The Privacy Triple Play: Digital Giftcards Using Facebook Data And GeolocationWritten by Evan Schuman
The challenge of giftcards has always been getting customers to remember them when they’re actually near the store where they can be used. With that goal in mind, a giftcard service—working with Gap and Sephora—is trying for a marketing triple play: mobile geolocation on top of Facebook data on top of customized giftcards. When a customer is near a retailer whose giftcard he/she has, it will loudly flag that fact to the customer.
Digital giftcards, by their very nature, address part of that forget-me-a-lot problem by taking giftcards out of the dresser drawer and placing them in the almost-always-ubiquitous smartphone. That’s hardly new. But the geolocation opt-in alerts are an interesting twist, especially when a consumer is walking in a city (locally or when traveling) and has no idea that a particular retailer has a store three blocks to the right. Or when that customer enters a mall with more than 100 stores.

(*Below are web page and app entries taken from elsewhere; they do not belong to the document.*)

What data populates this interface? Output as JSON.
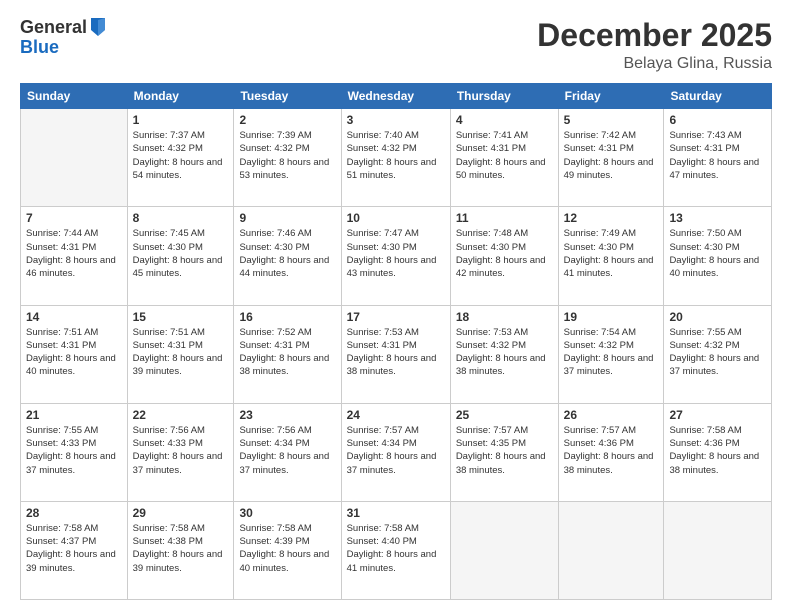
{
  "logo": {
    "general": "General",
    "blue": "Blue"
  },
  "header": {
    "month": "December 2025",
    "location": "Belaya Glina, Russia"
  },
  "weekdays": [
    "Sunday",
    "Monday",
    "Tuesday",
    "Wednesday",
    "Thursday",
    "Friday",
    "Saturday"
  ],
  "weeks": [
    [
      {
        "day": "",
        "empty": true
      },
      {
        "day": "1",
        "sunrise": "7:37 AM",
        "sunset": "4:32 PM",
        "daylight": "8 hours and 54 minutes."
      },
      {
        "day": "2",
        "sunrise": "7:39 AM",
        "sunset": "4:32 PM",
        "daylight": "8 hours and 53 minutes."
      },
      {
        "day": "3",
        "sunrise": "7:40 AM",
        "sunset": "4:32 PM",
        "daylight": "8 hours and 51 minutes."
      },
      {
        "day": "4",
        "sunrise": "7:41 AM",
        "sunset": "4:31 PM",
        "daylight": "8 hours and 50 minutes."
      },
      {
        "day": "5",
        "sunrise": "7:42 AM",
        "sunset": "4:31 PM",
        "daylight": "8 hours and 49 minutes."
      },
      {
        "day": "6",
        "sunrise": "7:43 AM",
        "sunset": "4:31 PM",
        "daylight": "8 hours and 47 minutes."
      }
    ],
    [
      {
        "day": "7",
        "sunrise": "7:44 AM",
        "sunset": "4:31 PM",
        "daylight": "8 hours and 46 minutes."
      },
      {
        "day": "8",
        "sunrise": "7:45 AM",
        "sunset": "4:30 PM",
        "daylight": "8 hours and 45 minutes."
      },
      {
        "day": "9",
        "sunrise": "7:46 AM",
        "sunset": "4:30 PM",
        "daylight": "8 hours and 44 minutes."
      },
      {
        "day": "10",
        "sunrise": "7:47 AM",
        "sunset": "4:30 PM",
        "daylight": "8 hours and 43 minutes."
      },
      {
        "day": "11",
        "sunrise": "7:48 AM",
        "sunset": "4:30 PM",
        "daylight": "8 hours and 42 minutes."
      },
      {
        "day": "12",
        "sunrise": "7:49 AM",
        "sunset": "4:30 PM",
        "daylight": "8 hours and 41 minutes."
      },
      {
        "day": "13",
        "sunrise": "7:50 AM",
        "sunset": "4:30 PM",
        "daylight": "8 hours and 40 minutes."
      }
    ],
    [
      {
        "day": "14",
        "sunrise": "7:51 AM",
        "sunset": "4:31 PM",
        "daylight": "8 hours and 40 minutes."
      },
      {
        "day": "15",
        "sunrise": "7:51 AM",
        "sunset": "4:31 PM",
        "daylight": "8 hours and 39 minutes."
      },
      {
        "day": "16",
        "sunrise": "7:52 AM",
        "sunset": "4:31 PM",
        "daylight": "8 hours and 38 minutes."
      },
      {
        "day": "17",
        "sunrise": "7:53 AM",
        "sunset": "4:31 PM",
        "daylight": "8 hours and 38 minutes."
      },
      {
        "day": "18",
        "sunrise": "7:53 AM",
        "sunset": "4:32 PM",
        "daylight": "8 hours and 38 minutes."
      },
      {
        "day": "19",
        "sunrise": "7:54 AM",
        "sunset": "4:32 PM",
        "daylight": "8 hours and 37 minutes."
      },
      {
        "day": "20",
        "sunrise": "7:55 AM",
        "sunset": "4:32 PM",
        "daylight": "8 hours and 37 minutes."
      }
    ],
    [
      {
        "day": "21",
        "sunrise": "7:55 AM",
        "sunset": "4:33 PM",
        "daylight": "8 hours and 37 minutes."
      },
      {
        "day": "22",
        "sunrise": "7:56 AM",
        "sunset": "4:33 PM",
        "daylight": "8 hours and 37 minutes."
      },
      {
        "day": "23",
        "sunrise": "7:56 AM",
        "sunset": "4:34 PM",
        "daylight": "8 hours and 37 minutes."
      },
      {
        "day": "24",
        "sunrise": "7:57 AM",
        "sunset": "4:34 PM",
        "daylight": "8 hours and 37 minutes."
      },
      {
        "day": "25",
        "sunrise": "7:57 AM",
        "sunset": "4:35 PM",
        "daylight": "8 hours and 38 minutes."
      },
      {
        "day": "26",
        "sunrise": "7:57 AM",
        "sunset": "4:36 PM",
        "daylight": "8 hours and 38 minutes."
      },
      {
        "day": "27",
        "sunrise": "7:58 AM",
        "sunset": "4:36 PM",
        "daylight": "8 hours and 38 minutes."
      }
    ],
    [
      {
        "day": "28",
        "sunrise": "7:58 AM",
        "sunset": "4:37 PM",
        "daylight": "8 hours and 39 minutes."
      },
      {
        "day": "29",
        "sunrise": "7:58 AM",
        "sunset": "4:38 PM",
        "daylight": "8 hours and 39 minutes."
      },
      {
        "day": "30",
        "sunrise": "7:58 AM",
        "sunset": "4:39 PM",
        "daylight": "8 hours and 40 minutes."
      },
      {
        "day": "31",
        "sunrise": "7:58 AM",
        "sunset": "4:40 PM",
        "daylight": "8 hours and 41 minutes."
      },
      {
        "day": "",
        "empty": true
      },
      {
        "day": "",
        "empty": true
      },
      {
        "day": "",
        "empty": true
      }
    ]
  ]
}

Given that these are indeed giftcards, the retail brands may not be familiar to that consumer. As such, it could be a very helpful heads up.
The geolocation feature from Wrapp is planned for later this year, said the vendor’s Chief Technical Officer, Andreas Ehn. The comment was made in connection with the Swedish company’s move into the U.S., which was announced Monday (April 30). Gap and Sephora are among the initial retail partners.

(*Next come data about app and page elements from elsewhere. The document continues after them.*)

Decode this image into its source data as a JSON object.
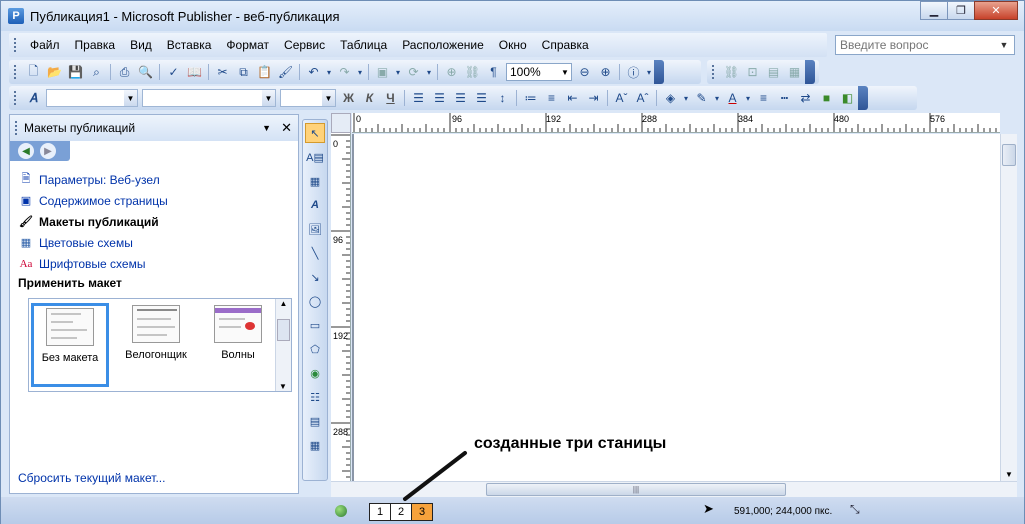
{
  "window": {
    "title": "Публикация1 - Microsoft Publisher - веб-публикация",
    "icon_label": "P",
    "controls": [
      "minimize-icon",
      "maximize-icon",
      "close-icon"
    ]
  },
  "menu": {
    "items": [
      "Файл",
      "Правка",
      "Вид",
      "Вставка",
      "Формат",
      "Сервис",
      "Таблица",
      "Расположение",
      "Окно",
      "Справка"
    ]
  },
  "help_box": {
    "placeholder": "Введите вопрос"
  },
  "standard_toolbar": {
    "zoom": "100%",
    "paragraph_mark": "¶"
  },
  "format_toolbar": {
    "bold": "Ж",
    "italic": "К",
    "underline": "Ч"
  },
  "task_pane": {
    "title": "Макеты публикаций",
    "links": [
      {
        "label": "Параметры: Веб-узел",
        "icon": "page-settings-icon"
      },
      {
        "label": "Содержимое страницы",
        "icon": "page-content-icon"
      },
      {
        "label": "Макеты публикаций",
        "icon": "publication-designs-icon"
      },
      {
        "label": "Цветовые схемы",
        "icon": "color-schemes-icon"
      },
      {
        "label": "Шрифтовые схемы",
        "icon": "font-schemes-icon"
      }
    ],
    "apply_title": "Применить макет",
    "designs": [
      "Без макета",
      "Велогонщик",
      "Волны"
    ],
    "selected_design": "Без макета",
    "reset_link": "Сбросить текущий макет..."
  },
  "rulers": {
    "horizontal": [
      "0",
      "96",
      "192",
      "288",
      "384",
      "480",
      "576"
    ],
    "vertical": [
      "0",
      "96",
      "192",
      "288"
    ]
  },
  "status": {
    "pages": [
      "1",
      "2",
      "3"
    ],
    "active_page": "3",
    "coords": "591,000; 244,000 пкс."
  },
  "annotation": "созданные три станицы"
}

But the mobile move is on top of a Facebook partnership that might be pushing the privacy line. The Wrapp program enables consumers to give a giftcard to anyone on their Facebook friends list.
After signing up, the customer can choose from a pull-down list of all their Facebook friends. Once a friend is selected, Wrapp displays a list of free giftcards—such as a $20 giftcard for Sephora. But the amount of that giftcard—and whether it is offered at all from that particular retailer—is based on three pieces of information that Facebook shares with Wrapp: the selceted friend’s age, gender and location. (Presumably, the name of the friend is already being displayed, along with whatever public data is available.)
Based on all that, Wrapp offers giftcards. Partners can set any rules they want. Gap, for example, might say, “We’ll offer 22-year-old women $30 giftcards. A 40-year-old woman will get a $5 giftcard, and a 70-year-old man won’t get anything. And if they happen to be in any one of these seven cities where we are opening new stores, double the amount offered.”
The gift-giver can then choose to sweeten the amount of the giftcard with a payment card.